We at Southampton Students for Education (the campus anti-fees group) aren’t too enamoured with Soton Vice-Chancellor Don Nutbeam. We think he’s deliberately evasive on what he actually believes about fees and education cuts, and we feel that he’s done little or nothing to stand up for students in the face of the really radical changes the Government has forced through. The University is certainly not badly run, but we think Don should represent students much more loudly and forcefully than he has thus-far.
But at the same time we sometimes worry we’re being unfair. After all, if we don’t know what Don really thinks, perhaps we’re judging him too harshly. In his defence he has a difficult job with a lot of responsibility. Maybe he really does think it’s bad that students graduate with £50,000 of debt, but he just can’t say so. Maybe he really does think higher education is an important public good, not a consumer good. And maybe he really is angry at the Government over the policy mess that led to massive fall in Southampton’s recruitment (and future budget).

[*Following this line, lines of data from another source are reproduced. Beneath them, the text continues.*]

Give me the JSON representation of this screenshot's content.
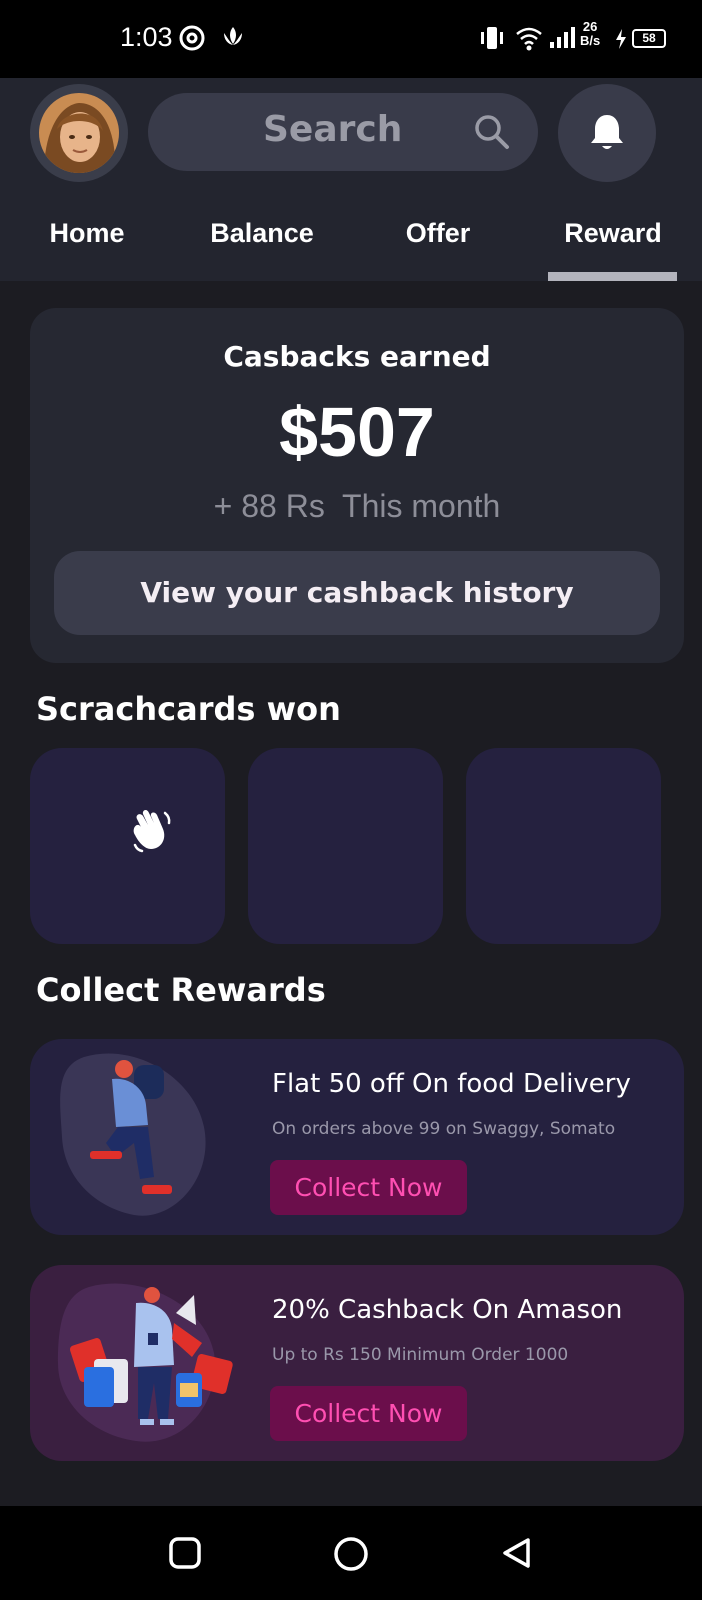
{
  "status_bar": {
    "time": "1:03",
    "net_speed_value": "26",
    "net_speed_unit": "B/s",
    "battery": "58"
  },
  "header": {
    "search_placeholder": "Search"
  },
  "tabs": [
    {
      "label": "Home"
    },
    {
      "label": "Balance"
    },
    {
      "label": "Offer"
    },
    {
      "label": "Reward",
      "active": true
    }
  ],
  "cashback": {
    "title": "Casbacks earned",
    "amount": "$507",
    "month_delta": "+ 88 Rs  This month",
    "history_button": "View your cashback history"
  },
  "scratchcards": {
    "title": "Scrachcards won",
    "cards": [
      {
        "icon": "waving-hand-icon"
      },
      {
        "icon": ""
      },
      {
        "icon": ""
      }
    ]
  },
  "rewards": {
    "title": "Collect Rewards",
    "items": [
      {
        "title": "Flat 50 off On food Delivery",
        "subtitle": "On orders above 99 on Swaggy, Somato",
        "button": "Collect Now"
      },
      {
        "title": "20% Cashback On Amason",
        "subtitle": "Up to Rs 150 Minimum Order 1000",
        "button": "Collect Now"
      }
    ]
  },
  "colors": {
    "background": "#1c1c22",
    "header": "#23252f",
    "card": "#262832",
    "scratch_card": "#25213f",
    "reward_card_2": "#3a1f40",
    "collect_button": "#6b0e4b",
    "collect_text": "#ff4fb2"
  }
}
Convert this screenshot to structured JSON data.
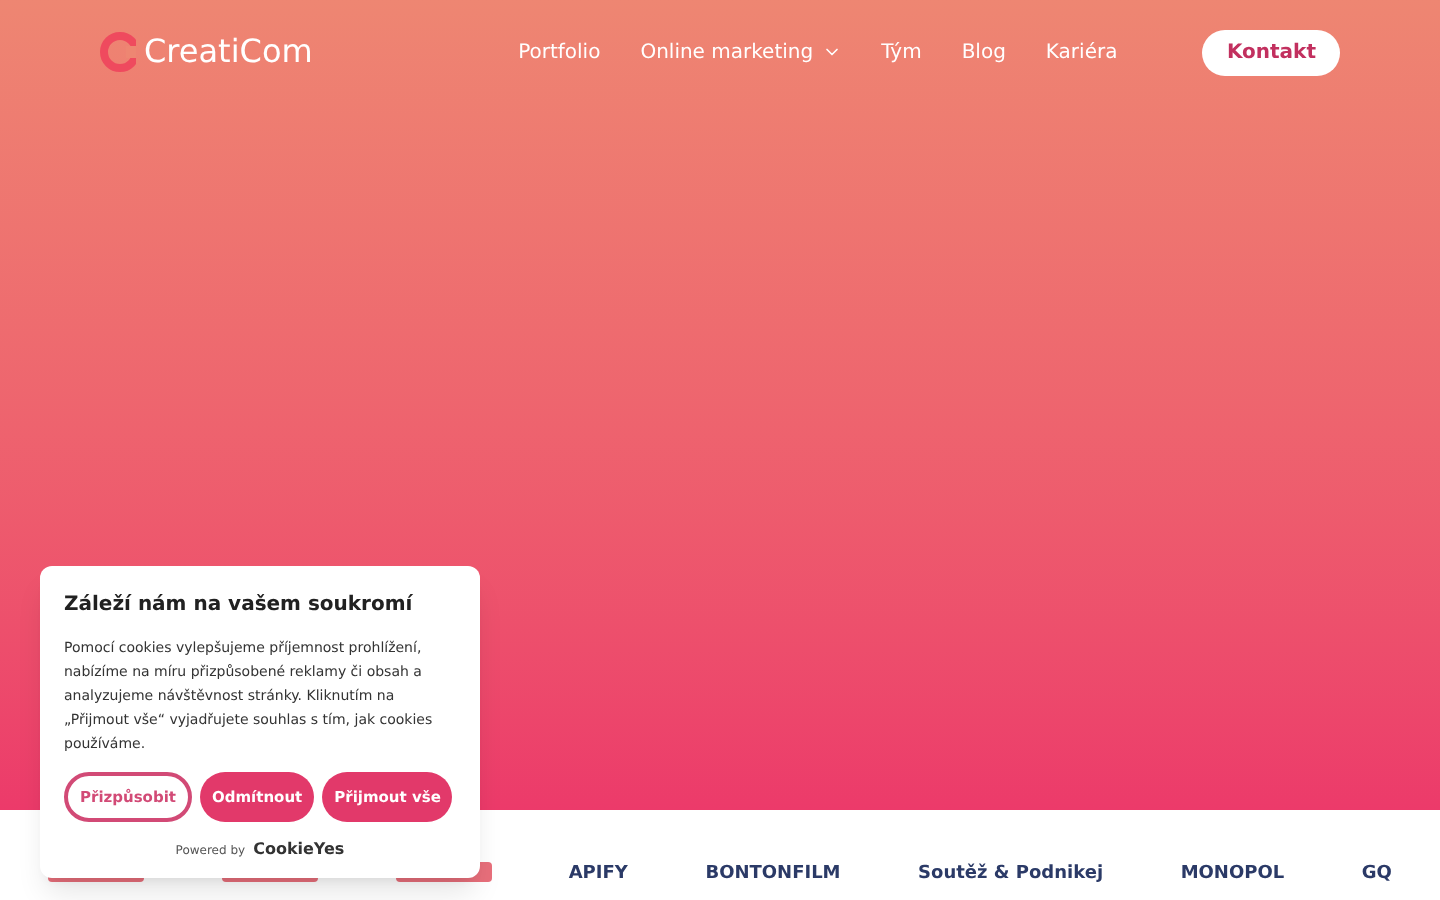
{
  "header": {
    "logo": "CreatiCom",
    "nav": [
      {
        "label": "Portfolio",
        "dropdown": false
      },
      {
        "label": "Online marketing",
        "dropdown": true
      },
      {
        "label": "Tým",
        "dropdown": false
      },
      {
        "label": "Blog",
        "dropdown": false
      },
      {
        "label": "Kariéra",
        "dropdown": false
      }
    ],
    "cta": "Kontakt"
  },
  "logos": [
    {
      "kind": "shape"
    },
    {
      "kind": "shape"
    },
    {
      "kind": "shape"
    },
    {
      "kind": "text",
      "text": "APIFY"
    },
    {
      "kind": "text",
      "text": "BONTONFILM"
    },
    {
      "kind": "text",
      "text": "Soutěž & Podnikej"
    },
    {
      "kind": "text",
      "text": "MONOPOL"
    },
    {
      "kind": "text",
      "text": "GQ"
    }
  ],
  "cookie_banner": {
    "title": "Záleží nám na vašem soukromí",
    "text": "Pomocí cookies vylepšujeme příjemnost prohlížení, nabízíme na míru přizpůsobené reklamy či obsah a analyzujeme návštěvnost stránky. Kliknutím na „Přijmout vše“ vyjadřujete souhlas s tím, jak cookies používáme.",
    "buttons": [
      {
        "label": "Přizpůsobit",
        "kind": "outline"
      },
      {
        "label": "Odmítnout",
        "kind": "filled"
      },
      {
        "label": "Přijmout vše",
        "kind": "filled"
      }
    ],
    "powered_by": "Powered by",
    "brand": "CookieYes"
  }
}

But then we get this, in his own blog:
“We meet as a University group for breakfast with Minister David Willetts. There is a little gallows humour about student recruitment this year, with different experiences on offer from the universities present. As ever, David is an enthusiastic and well informed host, and suggested that we should find some time to discuss our student recruitment challenges this year (more later on this). Despite our occasional differences, I remain of the view that the sector is well served by him as Minister at a time when public spending is under such pressure.”
Now I don’t want to seem like a humourless young(ish) campaign-nerd (I am one, but I don’t want to seem like it). But this really is not ok. It’s one thing for Don and David to be chums and go jetting around the world. In fact, that’s probably a good thing for the University. But I am very, very uncomfortable with the idea that these two successful, wealthy, University educated members of the establishment think it’s ok to go around joking (and telling us!) about the fact that thousands of young people who worked their socks of in A-Levels have been unable to get into University. And joking, for that matter, about how their very own admissions policies will blow a multi-million pound hole in University budgets for current students and staff alike.
And equally bad is the ringing endorsement of Minister Willetts which follows. So the sector is well-served by him is it? Which part of the sector does Don have in mind? The students who couldn’t get into University because of the AAB debacle? Or the students who were deterred from even trying? What about the students who got in to University but will leave with debts of £50,000 for a degree which Don and Willetts got for free? Or perhaps Don means the support staff who lost their jobs to cope with the Willetts’ budget cuts to higher education?
Who knows what Don was thinking when he wrote this? All I know is that, suddenly, I don’t feel so unfair any-more.